In 2011, North Korea used the New York channel to appeal for food aid and in 2012 to warn Washington about a planned satellite launch. The following year, a North Korean diplomat met with a U.S. official over a nuclear test.
The two Americans known to be detained in North Korea are Otto Warmbier, a University of Virginia student sentenced in March to 15 years of hard labour for trying to steal an item with a propaganda slogan, according to North Korean state media. The other, Korean-American Kim Dong Chul, is serving a 10-year sentence for espionage, state media said.
A University of Virginia spokesman said the university remains in touch with Warmbier’s family.
Otto Warmbier’s mother, Cynthia, declined to comment when reached by telephone on Monday.
Simon Park, senior minister at the Korean Central Presbyterian Church in Centreville, Virginia, who worked with Kim for several years, said he was concerned for Kim, and for his wife and their two children who are living in China.
“He is currently on a hard labour sentence and whether this will change or not, we are not sure,” Park said, adding that he last spoke with Kim shortly before his imprisonment.
“All we can do is pray for his family,” Park said.
‘DECLARATION OF WAR’
North Korea said last week it was planning its toughest response to what it deemed a “declaration of war” by the United States after Washington sanctioned Kim.
On Saturday, the North test-fired a ballistic missile from a submarine, but it appeared to have failed after launch.

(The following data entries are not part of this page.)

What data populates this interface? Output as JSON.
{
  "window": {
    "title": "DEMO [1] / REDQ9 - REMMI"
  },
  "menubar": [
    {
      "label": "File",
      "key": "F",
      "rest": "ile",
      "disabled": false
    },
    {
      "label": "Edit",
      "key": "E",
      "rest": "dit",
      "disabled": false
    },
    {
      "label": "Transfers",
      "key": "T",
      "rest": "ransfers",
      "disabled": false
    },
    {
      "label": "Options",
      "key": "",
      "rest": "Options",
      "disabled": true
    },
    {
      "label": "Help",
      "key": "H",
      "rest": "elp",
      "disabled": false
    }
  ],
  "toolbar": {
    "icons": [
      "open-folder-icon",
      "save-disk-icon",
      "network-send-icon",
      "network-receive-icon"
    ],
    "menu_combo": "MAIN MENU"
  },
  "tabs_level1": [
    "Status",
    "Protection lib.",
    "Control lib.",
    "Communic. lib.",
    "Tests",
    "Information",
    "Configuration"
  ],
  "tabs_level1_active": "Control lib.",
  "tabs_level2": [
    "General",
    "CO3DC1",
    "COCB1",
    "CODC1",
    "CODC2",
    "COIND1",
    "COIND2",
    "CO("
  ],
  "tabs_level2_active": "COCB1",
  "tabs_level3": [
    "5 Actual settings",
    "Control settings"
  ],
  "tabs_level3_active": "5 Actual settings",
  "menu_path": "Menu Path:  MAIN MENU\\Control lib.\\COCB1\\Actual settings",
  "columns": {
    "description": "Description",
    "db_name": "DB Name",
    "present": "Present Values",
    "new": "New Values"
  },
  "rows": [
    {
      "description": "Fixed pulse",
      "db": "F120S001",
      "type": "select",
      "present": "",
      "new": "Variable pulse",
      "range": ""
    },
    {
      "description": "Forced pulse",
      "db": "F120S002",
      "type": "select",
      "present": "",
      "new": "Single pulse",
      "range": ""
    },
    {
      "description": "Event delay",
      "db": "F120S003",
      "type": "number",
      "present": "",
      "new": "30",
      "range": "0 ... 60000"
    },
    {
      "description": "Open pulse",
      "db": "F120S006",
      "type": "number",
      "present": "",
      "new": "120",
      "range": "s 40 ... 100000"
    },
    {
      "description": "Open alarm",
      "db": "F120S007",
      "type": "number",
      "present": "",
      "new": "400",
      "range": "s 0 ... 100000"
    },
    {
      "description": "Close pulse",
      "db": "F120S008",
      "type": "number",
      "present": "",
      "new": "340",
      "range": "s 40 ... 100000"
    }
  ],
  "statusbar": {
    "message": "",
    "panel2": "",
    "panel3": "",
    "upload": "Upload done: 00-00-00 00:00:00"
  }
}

The United States and South Korea said on Friday that the Terminal High Altitude Area Defense (THAAD) anti-missile system would be used to counter North Korea’s growing nuclear and ballistic missile capabilities.
The announcement was the latest move by the allies against the North, which conducted its fourth nuclear test this year and launched a long-range rocket, resulting in tough new United Nations sanctions.
“There will be physical response measures from us as soon as the location and time that the invasionary tool for U.S. world supremacy, THAAD, will be brought into South Korea are confirmed,” the North’s military said early on Monday.
“It is the unwavering will of our army to deal a ruthless retaliatory strike and turn (the South) into a sea of fire and a pile of ashes the moment we have an order to carry it out,” the military said in a statement carried by KCNA.
The North frequently threatens to attack the South and U.S. interests in Asia and the Pacific.
South Korean Defence Ministry spokesman Moon Sang-gyun warned the North not to take “rash and foolish action” or it would face “decisive and strong punishment from our military.”
The move to deploy the THAAD system also drew a swift and sharp protest from China.
Chinese Foreign Minister Wang Yi said on Saturday that THAAD exceeded the Korean peninsula’s security needs and suggested there was a “conspiracy behind this move.”
South Korean President Park Geun-hye said on Monday the THAAD system was not intended to target any third country but was purely aimed at countering the threat from the North, in an apparent message to Beijing.
A South Korean Defence Ministry official said selection of a site for THAAD could come “within weeks,” and the allies were working to have it operational by the end of 2017.
It will be used by U.S. Forces Korea “to protect alliance military forces,” the South and the United States said on Friday. The United States maintains 28,500 troops in South Korea, a legacy of the 1950-53 Korean war.
(Additional reporting by James Pearson in Seoul, and Laila Kearney and Angela Moon in New York; Editing by Raju Gopalakrishnan, Tony Munroe, Toni Reinhold)